17. Warehouse Associate (Annual Salary: $47,000)
Warehouse associates are in charge of moving and storing items in a warehouse or storage facility. They frequently use forklifts, pallet jacks, and other industrial equipment to shift boxes, crates, and other products on the warehouse floor.
Warehouse associates may also be responsible for various warehousing-related tasks, such as stocking shelves with fresh merchandise, checking vendor deliveries, and counting inventory levels. Most warehouse employees learn the unique processes and procedures for their role on the job. Training for this profession could last anywhere from a few weeks to a month, depending on the employer and the complexity of the role. Shadowing current warehouse employees and doing activities under supervision until they are confident enough to complete tasks are common forms of training.
18. Lead Managers (Annual Salary: $115,000)
Lead managers are in charge of supervising a group of employees. They may be in charge of all parts of their team’s work, such as project planning, task assignment to individual members, and offering direction and feedback as they perform their duties.
Lead managers frequently have some authority over the members of their teams. They may be able to issue directions or assign work without the requirement for approval from someone higher up in the organization. They do not usually have complete autonomy over their teams; they must still answer to a manager who has more authority over them than any of the employees they oversee.
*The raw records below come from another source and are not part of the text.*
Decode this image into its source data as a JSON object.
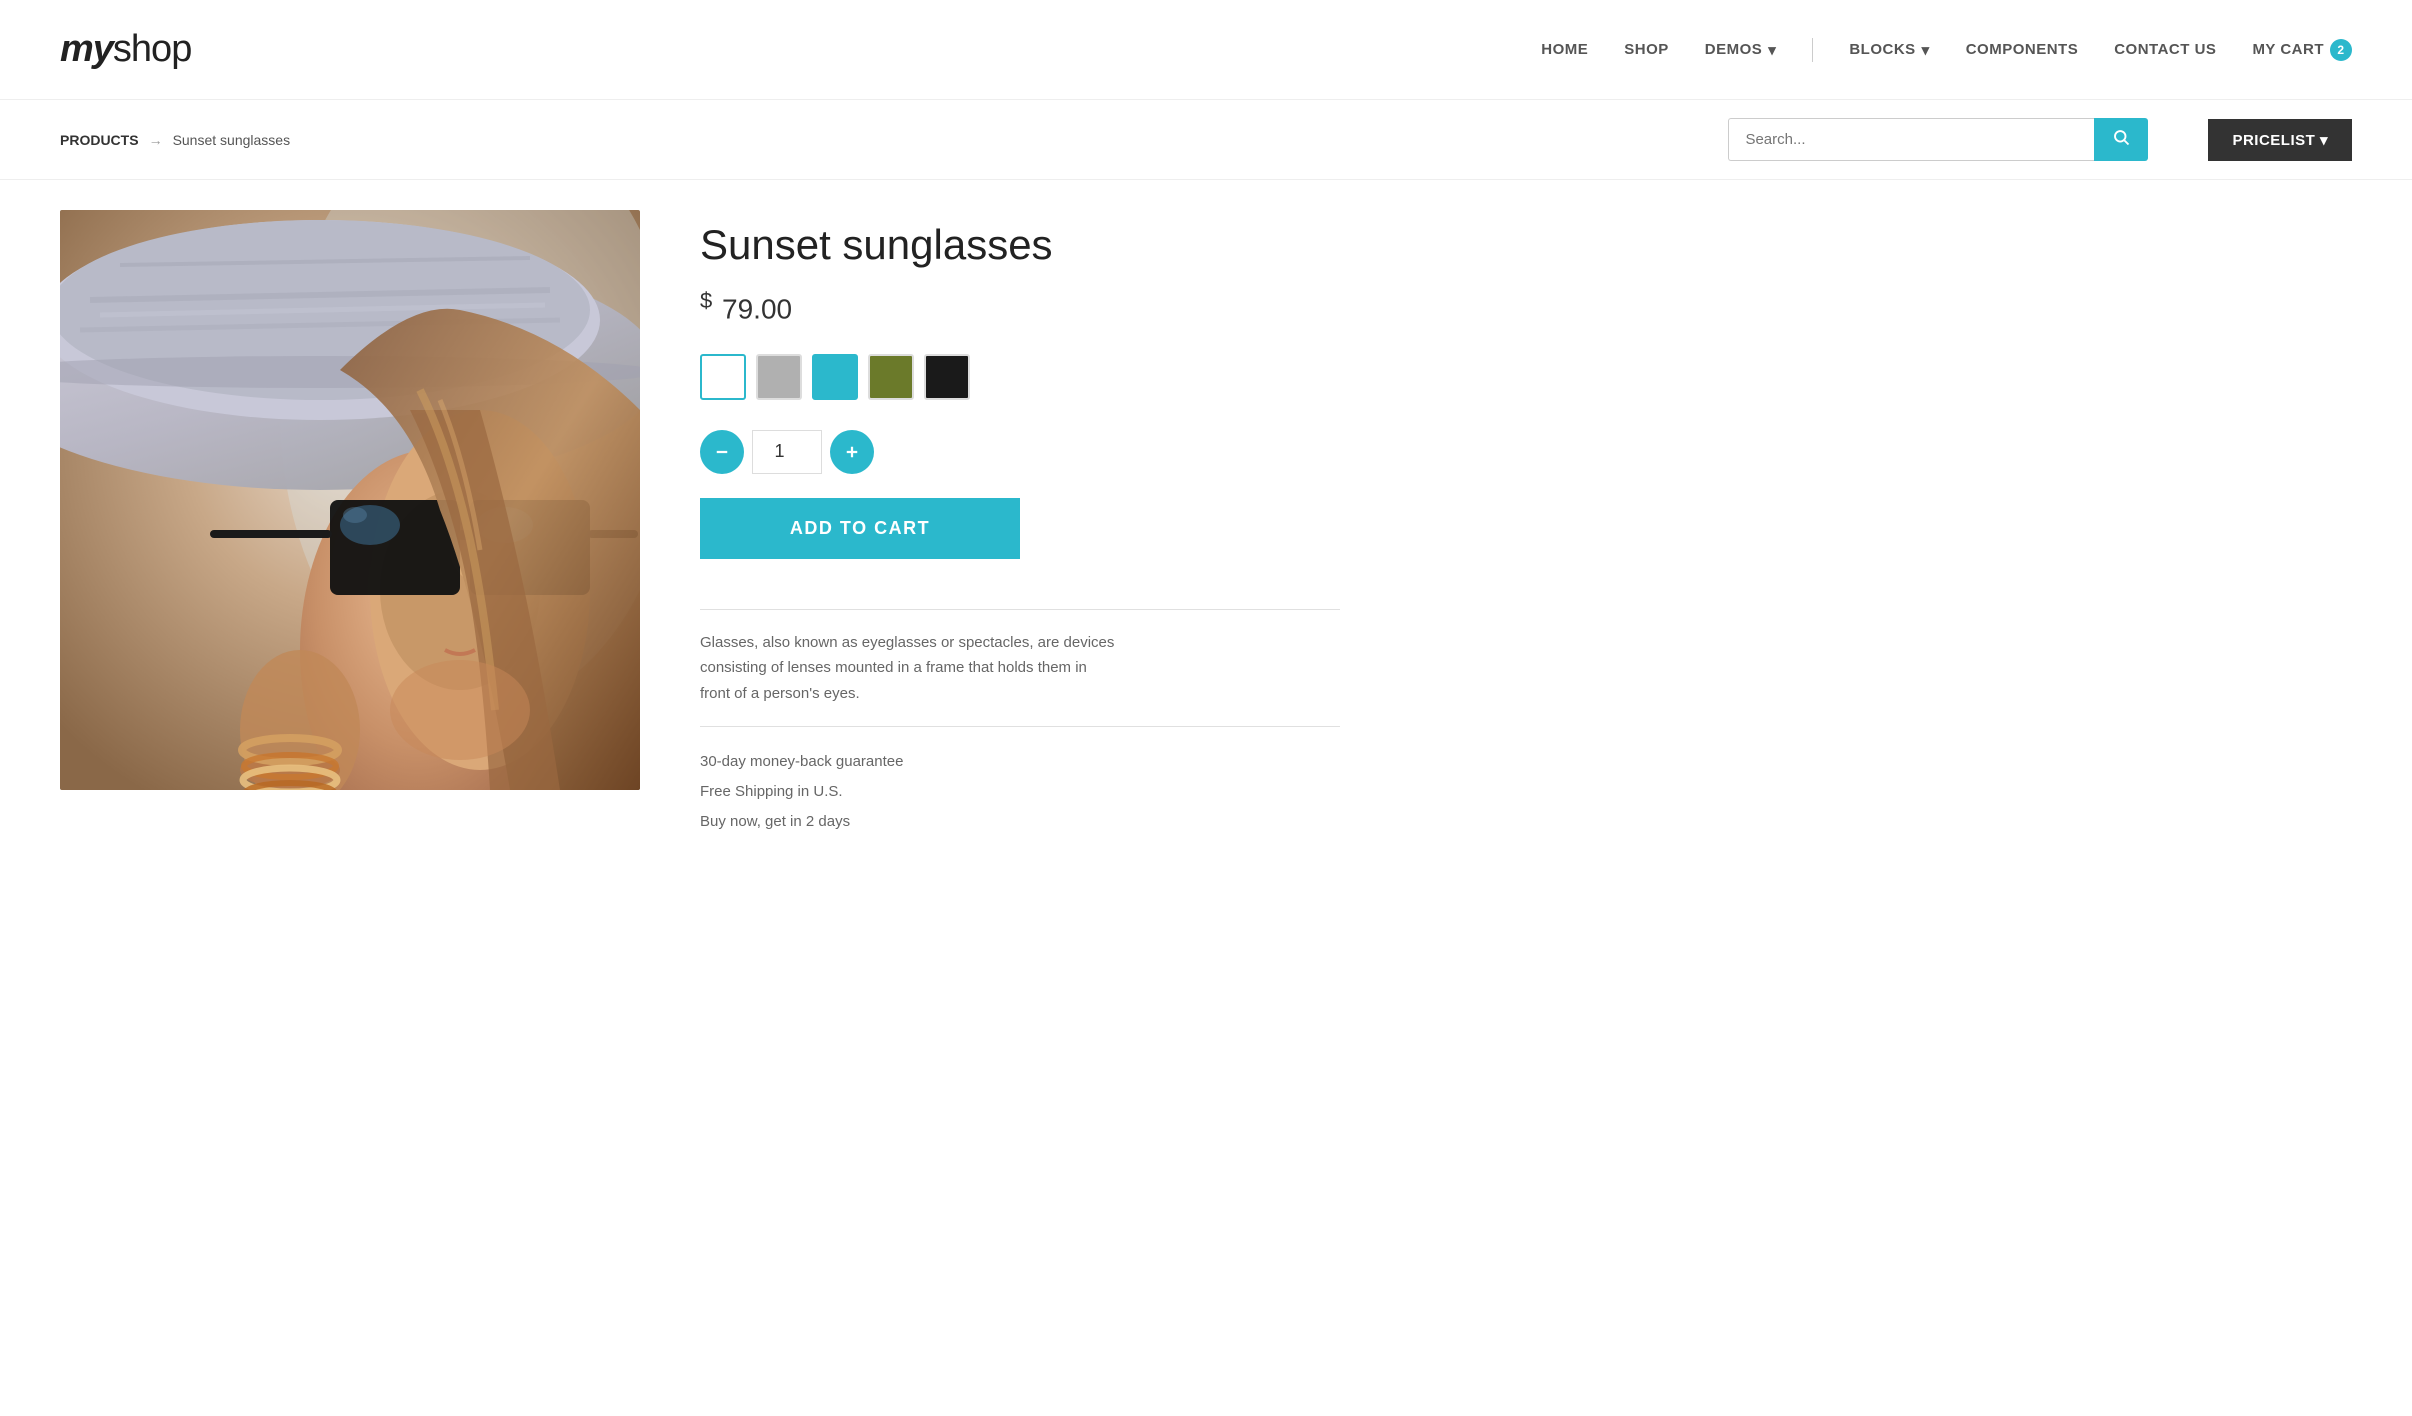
{
  "logo": {
    "text_bold": "my",
    "text_light": "shop"
  },
  "nav": {
    "items": [
      {
        "id": "home",
        "label": "HOME",
        "has_arrow": false,
        "has_divider_before": false
      },
      {
        "id": "shop",
        "label": "SHOP",
        "has_arrow": false,
        "has_divider_before": false
      },
      {
        "id": "demos",
        "label": "DEMOS",
        "has_arrow": true,
        "has_divider_before": false
      },
      {
        "id": "blocks",
        "label": "BLOCKS",
        "has_arrow": true,
        "has_divider_before": false
      },
      {
        "id": "components",
        "label": "COMPONENTS",
        "has_arrow": false,
        "has_divider_before": false
      },
      {
        "id": "contact",
        "label": "CONTACT US",
        "has_arrow": false,
        "has_divider_before": false
      },
      {
        "id": "cart",
        "label": "MY CART",
        "has_arrow": false,
        "has_divider_before": false,
        "badge": "2"
      }
    ]
  },
  "breadcrumb": {
    "root": "PRODUCTS",
    "separator": "→",
    "current": "Sunset sunglasses"
  },
  "search": {
    "placeholder": "Search..."
  },
  "pricelist": {
    "label": "PRICELIST ▾"
  },
  "product": {
    "title": "Sunset sunglasses",
    "price_symbol": "$",
    "price": "79.00",
    "colors": [
      {
        "id": "white",
        "label": "White",
        "class": "white",
        "selected": true
      },
      {
        "id": "gray",
        "label": "Gray",
        "class": "gray",
        "selected": false
      },
      {
        "id": "cyan",
        "label": "Cyan",
        "class": "cyan",
        "selected": false
      },
      {
        "id": "olive",
        "label": "Olive",
        "class": "olive",
        "selected": false
      },
      {
        "id": "black",
        "label": "Black",
        "class": "black",
        "selected": false
      }
    ],
    "quantity": "1",
    "add_to_cart_label": "ADD TO CART",
    "description": "Glasses, also known as eyeglasses or spectacles, are devices consisting of lenses mounted in a frame that holds them in front of a person's eyes.",
    "features": [
      "30-day money-back guarantee",
      "Free Shipping in U.S.",
      "Buy now, get in 2 days"
    ]
  }
}
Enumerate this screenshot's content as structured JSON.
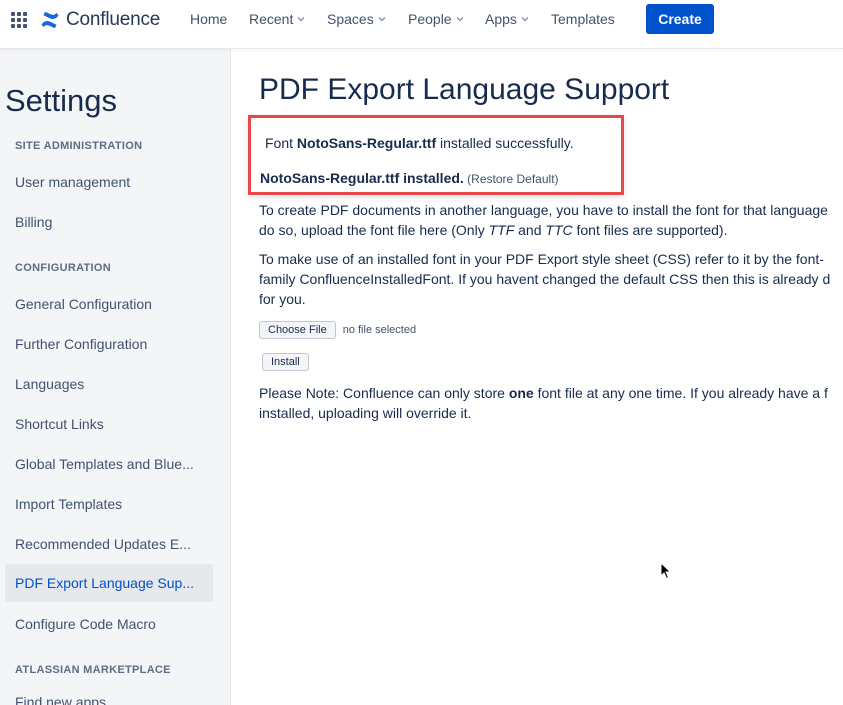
{
  "topnav": {
    "logo_text": "Confluence",
    "items": [
      {
        "label": "Home",
        "has_dropdown": false
      },
      {
        "label": "Recent",
        "has_dropdown": true
      },
      {
        "label": "Spaces",
        "has_dropdown": true
      },
      {
        "label": "People",
        "has_dropdown": true
      },
      {
        "label": "Apps",
        "has_dropdown": true
      },
      {
        "label": "Templates",
        "has_dropdown": false
      }
    ],
    "create_label": "Create"
  },
  "sidebar": {
    "title": "Settings",
    "sections": [
      {
        "label": "SITE ADMINISTRATION"
      },
      {
        "label": "CONFIGURATION"
      },
      {
        "label": "ATLASSIAN MARKETPLACE"
      }
    ],
    "items": [
      {
        "label": "User management"
      },
      {
        "label": "Billing"
      },
      {
        "label": "General Configuration"
      },
      {
        "label": "Further Configuration"
      },
      {
        "label": "Languages"
      },
      {
        "label": "Shortcut Links"
      },
      {
        "label": "Global Templates and Blue..."
      },
      {
        "label": "Import Templates"
      },
      {
        "label": "Recommended Updates E..."
      },
      {
        "label": "PDF Export Language Sup...",
        "active": true
      },
      {
        "label": "Configure Code Macro"
      },
      {
        "label": "Find new apps"
      }
    ]
  },
  "main": {
    "title": "PDF Export Language Support",
    "notice": {
      "prefix": "Font ",
      "font_name": "NotoSans-Regular.ttf",
      "suffix": " installed successfully.",
      "installed_text": "NotoSans-Regular.ttf installed.",
      "restore_open": " (",
      "restore_label": "Restore Default",
      "restore_close": ")"
    },
    "para1": {
      "line1": "To create PDF documents in another language, you have to install the font for that language",
      "line2_a": "do so, upload the font file here (Only ",
      "ttf": "TTF",
      "and": " and ",
      "ttc": "TTC",
      "line2_b": " font files are supported)."
    },
    "para2": {
      "line1": "To make use of an installed font in your PDF Export style sheet (CSS) refer to it by the font-",
      "line2": "family ConfluenceInstalledFont. If you havent changed the default CSS then this is already d",
      "line3": "for you."
    },
    "choose_file_label": "Choose File",
    "no_file_text": "no file selected",
    "install_label": "Install",
    "note": {
      "line1_a": "Please Note: Confluence can only store ",
      "bold": "one",
      "line1_b": " font file at any one time. If you already have a f",
      "line2": "installed, uploading will override it."
    }
  },
  "colors": {
    "primary": "#0052cc",
    "notice_border": "#e5484d",
    "sidebar_bg": "#f4f5f7"
  }
}
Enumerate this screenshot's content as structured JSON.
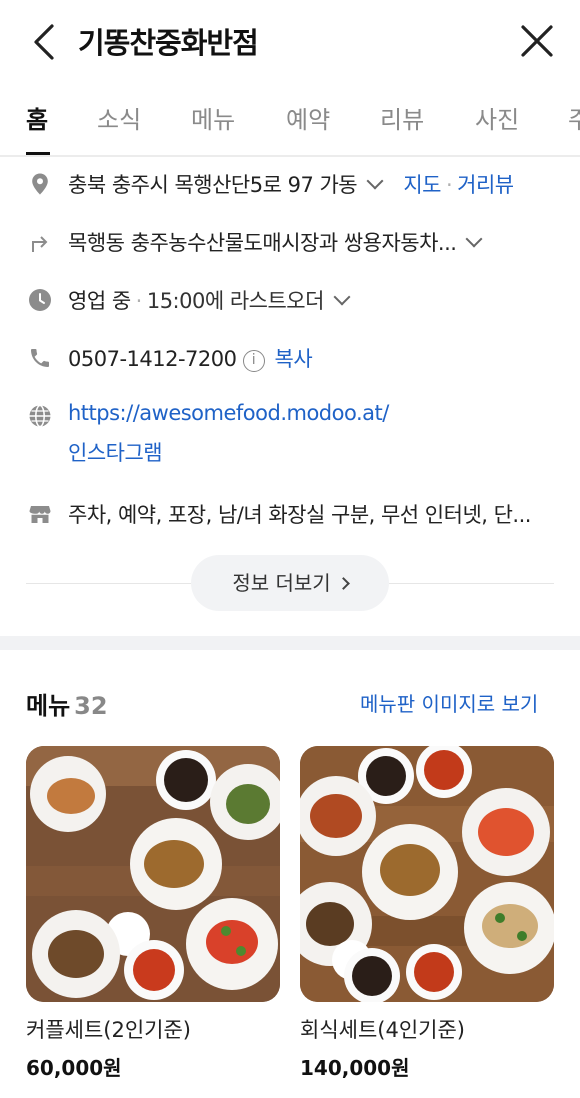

19. District Manager (Annual Salary: $122,000)
District managers serve as the go-between for businesses and their customers. They are in charge of all parts of the partnership, from product development to customer service.
District managers are employed by large organizations that provide a diverse range of products or services to their customers. They ensure that these items and services are distributed to as many people as possible. It frequently entails supervising teams of salespeople that go to various places to offer products directly to consumers.
20. Warehouse Manager (Annual Salary: $122,000)
Warehouse managers are in charge of all areas of their company’s warehouse operations. They ensure that things are stored, handled, and dispatched safely and efficiently, and they manage the warehouse employees.
Warehouse managers may be responsible for ensuring that all employees follow safety procedures and do their duties to the best of their abilities. They could also be in charge of hiring new employees or analyzing current employees to see who should be promoted or given more responsibilities.
21. Product Specialist (Annual Salary: $102,000)
Product specialists assist you in making purchasing decisions. They are commonly used in retail environments and by manufacturers or other businesses that sell directly to consumers.
Product specialists might operate independently or as part of a team. Their goal is to inform clients about the items they sell, including why such products are worthwhile to purchase and how to utilize them efficiently.
Product experts often need a bachelor’s degree in a related field, including marketing, business, or engineering. Marketing, advertising, business, finance, economics, mathematics, statistics, and computer science are the most relevant majors for this position.
22. Chief Marketing Officer (Annual Salary: $275,000)
Chief marketing officers (CMOs) are an organization’s top marketing executives. They are in charge of all areas of a company’s marketing operations, such as establishing and implementing marketing strategies, managing digital marketing teams, providing content for social media and other platforms, and so on.
Typically, chief marketing officers report directly to the CEO or another senior executive. Their function is frequently one of leadership and vision, as they help form the entire image of the organization by building brand identity and crafting customer messages.
Working well with others is crucial in any profession, but it is important in the catalog and specialty distribution. It is because you will be collaborating with other team members to ensure everything runs properly. To be successful, you’ll need to communicate and work successfully.